The story is also tragic in that it describes the plight of a family that failed to plan for the future. It is tragic in that one can infer, falsely, that the Maryland Vending Program for the Blind is heartless.
The Maryland Vending Program for the Blind is an opportunity program for blind men and women who have qualified for licensing by the state. The program is administered by the Division of Rehabilitation Services.
It was an excellent program for the opportunities it provided Lou Hanes. It is an excellent opportunity program for me and my fellow blind vendors. It affords us the opportunity to work and support our families and to pursue the "American dream" . . .
In each of the approximately 85 vending facilities managed by blind vendors, an operating agreement is signed by the manager and the Maryland Vending Program for the Blind.
This agreement includes provisions that all "right, title and interest" in the facility is retained by the Maryland Vending Program for the Blind.
Regardless of how much a given blind vendor might increase the enterprise, when that blind vendor leaves the facility by transfer, resignation, retirement or death, the facility reverts to the Maryland Vending Program for the Blind for reassignment to another qualified blind vendor.

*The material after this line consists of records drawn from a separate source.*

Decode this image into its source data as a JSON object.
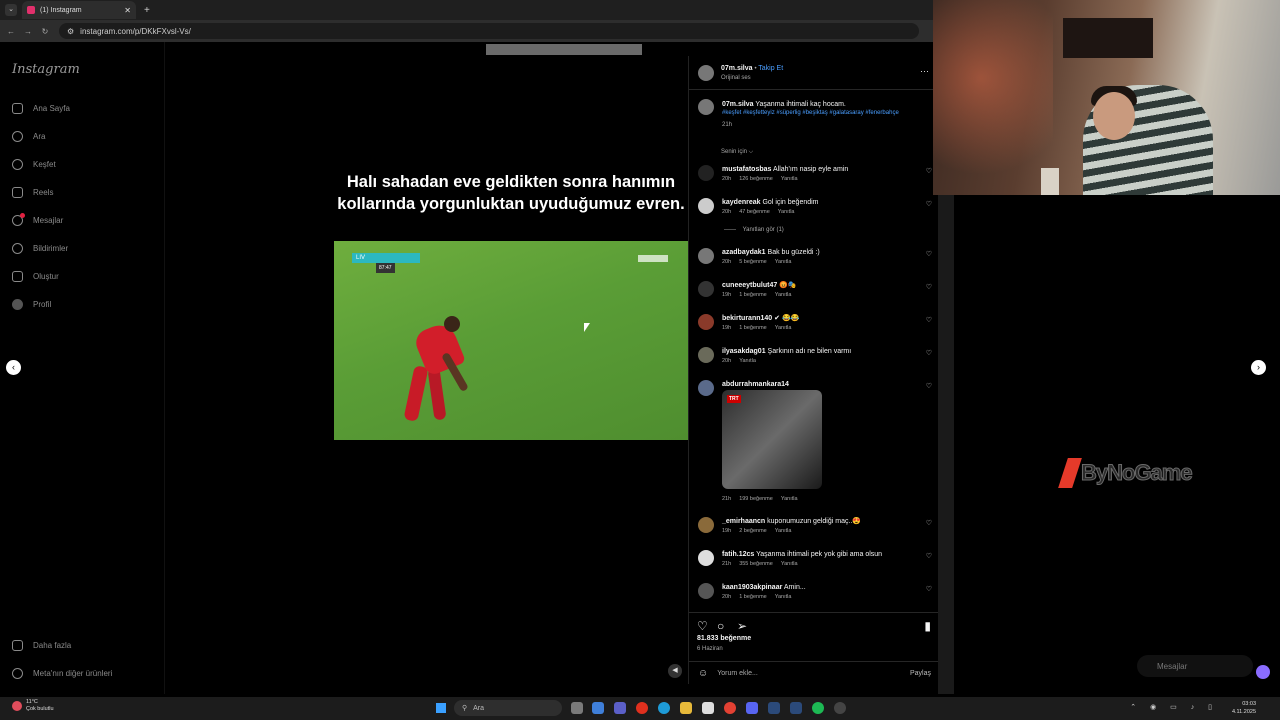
{
  "browser": {
    "tab_title": "(1) Instagram",
    "tab_close": "✕",
    "new_tab": "+",
    "url": "instagram.com/p/DKkFXvsl-Vs/"
  },
  "sidebar": {
    "logo": "Instagram",
    "items": [
      {
        "label": "Ana Sayfa",
        "icon": "home-icon"
      },
      {
        "label": "Ara",
        "icon": "search-icon"
      },
      {
        "label": "Keşfet",
        "icon": "compass-icon"
      },
      {
        "label": "Reels",
        "icon": "reels-icon"
      },
      {
        "label": "Mesajlar",
        "icon": "messenger-icon"
      },
      {
        "label": "Bildirimler",
        "icon": "heart-icon"
      },
      {
        "label": "Oluştur",
        "icon": "plus-icon"
      },
      {
        "label": "Profil",
        "icon": "avatar"
      }
    ],
    "more": "Daha fazla",
    "meta": "Meta'nın diğer ürünleri"
  },
  "video": {
    "caption": "Halı sahadan eve geldikten sonra hanımın kollarında yorgunluktan uyuduğumuz evren.",
    "score_team": "LIV",
    "score_time": "87:47"
  },
  "post": {
    "username": "07m.silva",
    "follow": "Takip Et",
    "audio": "Orijinal ses",
    "caption_user": "07m.silva",
    "caption_text": "Yaşanma ihtimali kaç hocam.",
    "hashtags": "#keşfet #keşfetteyiz #süperlig #beşiktaş #galatasaray #fenerbahçe",
    "caption_time": "21h",
    "sort": "Senin için ⌵",
    "likes": "81.833 beğenme",
    "date": "6 Haziran",
    "comment_placeholder": "Yorum ekle...",
    "share": "Paylaş"
  },
  "comments": [
    {
      "user": "mustafatosbas",
      "text": "Allah'ım nasip eyle amin",
      "time": "20h",
      "likes": "126 beğenme",
      "reply": "Yanıtla"
    },
    {
      "user": "kaydenreak",
      "text": "Gol için beğendim",
      "time": "20h",
      "likes": "47 beğenme",
      "reply": "Yanıtla",
      "view_replies": "Yanıtları gör (1)"
    },
    {
      "user": "azadbaydak1",
      "text": "Bak bu güzeldi :)",
      "time": "20h",
      "likes": "5 beğenme",
      "reply": "Yanıtla"
    },
    {
      "user": "cuneeeytbulut47",
      "text": "😡🎭",
      "time": "19h",
      "likes": "1 beğenme",
      "reply": "Yanıtla"
    },
    {
      "user": "bekirturann140",
      "text": "✔ 😂😂",
      "time": "19h",
      "likes": "1 beğenme",
      "reply": "Yanıtla"
    },
    {
      "user": "ilyasakdag01",
      "text": "Şarkının adı ne bilen varmı",
      "time": "20h",
      "likes": "",
      "reply": "Yanıtla"
    },
    {
      "user": "abdurrahmankara14",
      "text": "",
      "time": "21h",
      "likes": "199 beğenme",
      "reply": "Yanıtla",
      "sticker": "TRT"
    },
    {
      "user": "_emirhaancn",
      "text": "kuponumuzun geldiği maç..😍",
      "time": "19h",
      "likes": "2 beğenme",
      "reply": "Yanıtla"
    },
    {
      "user": "fatih.12cs",
      "text": "Yaşanma ihtimali pek yok gibi ama olsun",
      "time": "21h",
      "likes": "355 beğenme",
      "reply": "Yanıtla"
    },
    {
      "user": "kaan1903akpinaar",
      "text": "Amin...",
      "time": "20h",
      "likes": "1 beğenme",
      "reply": "Yanıtla"
    }
  ],
  "overlay": {
    "logo_text": "ByNoGame",
    "messages": "Mesajlar"
  },
  "taskbar": {
    "temp": "11°C",
    "weather": "Çok bulutlu",
    "search": "Ara",
    "time": "03:03",
    "date": "4.11.2025"
  },
  "colors": {
    "accent_blue": "#4a9eff",
    "instagram_pink": "#e1306c",
    "pitch_green": "#5a9d36",
    "jersey_red": "#d21e2a"
  }
}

Unfortunately, circumstances and the article pit the interests of Betty Hanes against the interests of the blind men and women in the Maryland Vending Program and those who will follow.
Betty Hanes needs a job, and she is worried about her future. So, too, are blind Marylanders for whom the Randolph Sheppard Vending Program exists. The Evening Sun article places our sympathy and concern in the camp of Betty Hanes . . .
It is not possible to know whether Betty Hanes and the other five employees will be retained by the incoming blind manager or not.
Blind vendors, like other successful business people, are anxious to employ talented, qualified people when they are available.
It would be most unusual to ignore the availability of a qualified staff.
However, that decision rests not with the state and not even with Baltimore County . . .
The writer is the chairman of the Maryland Committee of Blind Vendors.